◆ TASK
Reproduce all the entries, matching the original word for word.

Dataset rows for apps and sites

-------------------------

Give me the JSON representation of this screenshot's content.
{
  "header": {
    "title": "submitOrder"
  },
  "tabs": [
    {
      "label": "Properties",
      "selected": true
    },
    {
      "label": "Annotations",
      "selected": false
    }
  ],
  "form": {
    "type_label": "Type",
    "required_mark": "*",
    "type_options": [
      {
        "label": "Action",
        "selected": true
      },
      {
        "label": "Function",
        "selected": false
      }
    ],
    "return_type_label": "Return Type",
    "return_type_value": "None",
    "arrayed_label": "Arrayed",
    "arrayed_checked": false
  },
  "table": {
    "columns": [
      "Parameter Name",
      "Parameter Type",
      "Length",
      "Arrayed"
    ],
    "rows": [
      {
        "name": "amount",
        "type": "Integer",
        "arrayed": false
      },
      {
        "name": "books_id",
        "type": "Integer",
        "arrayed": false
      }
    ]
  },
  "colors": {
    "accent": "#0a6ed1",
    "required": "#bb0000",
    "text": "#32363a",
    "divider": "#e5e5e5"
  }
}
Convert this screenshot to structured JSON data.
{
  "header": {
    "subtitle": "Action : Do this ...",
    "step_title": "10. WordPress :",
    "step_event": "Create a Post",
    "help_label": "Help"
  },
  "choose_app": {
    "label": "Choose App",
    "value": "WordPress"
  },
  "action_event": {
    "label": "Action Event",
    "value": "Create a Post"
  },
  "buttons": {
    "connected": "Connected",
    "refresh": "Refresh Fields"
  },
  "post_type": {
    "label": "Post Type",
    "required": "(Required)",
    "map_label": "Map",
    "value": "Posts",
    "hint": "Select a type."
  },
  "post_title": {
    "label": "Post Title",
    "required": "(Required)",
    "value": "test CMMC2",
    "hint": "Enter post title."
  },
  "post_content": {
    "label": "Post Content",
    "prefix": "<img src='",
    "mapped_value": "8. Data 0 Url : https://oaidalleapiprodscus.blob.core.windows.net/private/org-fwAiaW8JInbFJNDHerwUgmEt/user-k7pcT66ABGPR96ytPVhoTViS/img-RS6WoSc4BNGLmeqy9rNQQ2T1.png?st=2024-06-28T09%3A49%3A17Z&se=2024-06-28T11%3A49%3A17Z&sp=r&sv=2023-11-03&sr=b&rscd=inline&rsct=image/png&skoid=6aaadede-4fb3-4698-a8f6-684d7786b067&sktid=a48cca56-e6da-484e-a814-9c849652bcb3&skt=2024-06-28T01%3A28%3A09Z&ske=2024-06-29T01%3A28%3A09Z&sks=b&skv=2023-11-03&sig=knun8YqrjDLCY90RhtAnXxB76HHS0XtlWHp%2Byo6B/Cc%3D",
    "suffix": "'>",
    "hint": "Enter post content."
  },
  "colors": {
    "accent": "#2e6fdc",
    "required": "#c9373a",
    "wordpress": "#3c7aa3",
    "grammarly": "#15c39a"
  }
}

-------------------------

◆ OUTPUT OF THE TASK
Give me the JSON representation of this screenshot's content.
{
  "header": {
    "title": "submitOrder"
  },
  "tabs": [
    {
      "label": "Properties",
      "selected": true
    },
    {
      "label": "Annotations",
      "selected": false
    }
  ],
  "form": {
    "type_label": "Type",
    "required_mark": "*",
    "type_options": [
      {
        "label": "Action",
        "selected": true
      },
      {
        "label": "Function",
        "selected": false
      }
    ],
    "return_type_label": "Return Type",
    "return_type_value": "None",
    "arrayed_label": "Arrayed",
    "arrayed_checked": false
  },
  "table": {
    "columns": [
      "Parameter Name",
      "Parameter Type",
      "Length",
      "Arrayed"
    ],
    "rows": [
      {
        "name": "amount",
        "type": "Integer",
        "arrayed": false
      },
      {
        "name": "books_id",
        "type": "Integer",
        "arrayed": false
      }
    ]
  },
  "colors": {
    "accent": "#0a6ed1",
    "required": "#bb0000",
    "text": "#32363a",
    "divider": "#e5e5e5"
  }
}
Convert this screenshot to structured JSON data.
{
  "header": {
    "subtitle": "Action : Do this ...",
    "step_title": "10. WordPress :",
    "step_event": "Create a Post",
    "help_label": "Help"
  },
  "choose_app": {
    "label": "Choose App",
    "value": "WordPress"
  },
  "action_event": {
    "label": "Action Event",
    "value": "Create a Post"
  },
  "buttons": {
    "connected": "Connected",
    "refresh": "Refresh Fields"
  },
  "post_type": {
    "label": "Post Type",
    "required": "(Required)",
    "map_label": "Map",
    "value": "Posts",
    "hint": "Select a type."
  },
  "post_title": {
    "label": "Post Title",
    "required": "(Required)",
    "value": "test CMMC2",
    "hint": "Enter post title."
  },
  "post_content": {
    "label": "Post Content",
    "prefix": "<img src='",
    "mapped_value": "8. Data 0 Url : https://oaidalleapiprodscus.blob.core.windows.net/private/org-fwAiaW8JInbFJNDHerwUgmEt/user-k7pcT66ABGPR96ytPVhoTViS/img-RS6WoSc4BNGLmeqy9rNQQ2T1.png?st=2024-06-28T09%3A49%3A17Z&se=2024-06-28T11%3A49%3A17Z&sp=r&sv=2023-11-03&sr=b&rscd=inline&rsct=image/png&skoid=6aaadede-4fb3-4698-a8f6-684d7786b067&sktid=a48cca56-e6da-484e-a814-9c849652bcb3&skt=2024-06-28T01%3A28%3A09Z&ske=2024-06-29T01%3A28%3A09Z&sks=b&skv=2023-11-03&sig=knun8YqrjDLCY90RhtAnXxB76HHS0XtlWHp%2Byo6B/Cc%3D",
    "suffix": "'>",
    "hint": "Enter post content."
  },
  "colors": {
    "accent": "#2e6fdc",
    "required": "#c9373a",
    "wordpress": "#3c7aa3",
    "grammarly": "#15c39a"
  }
}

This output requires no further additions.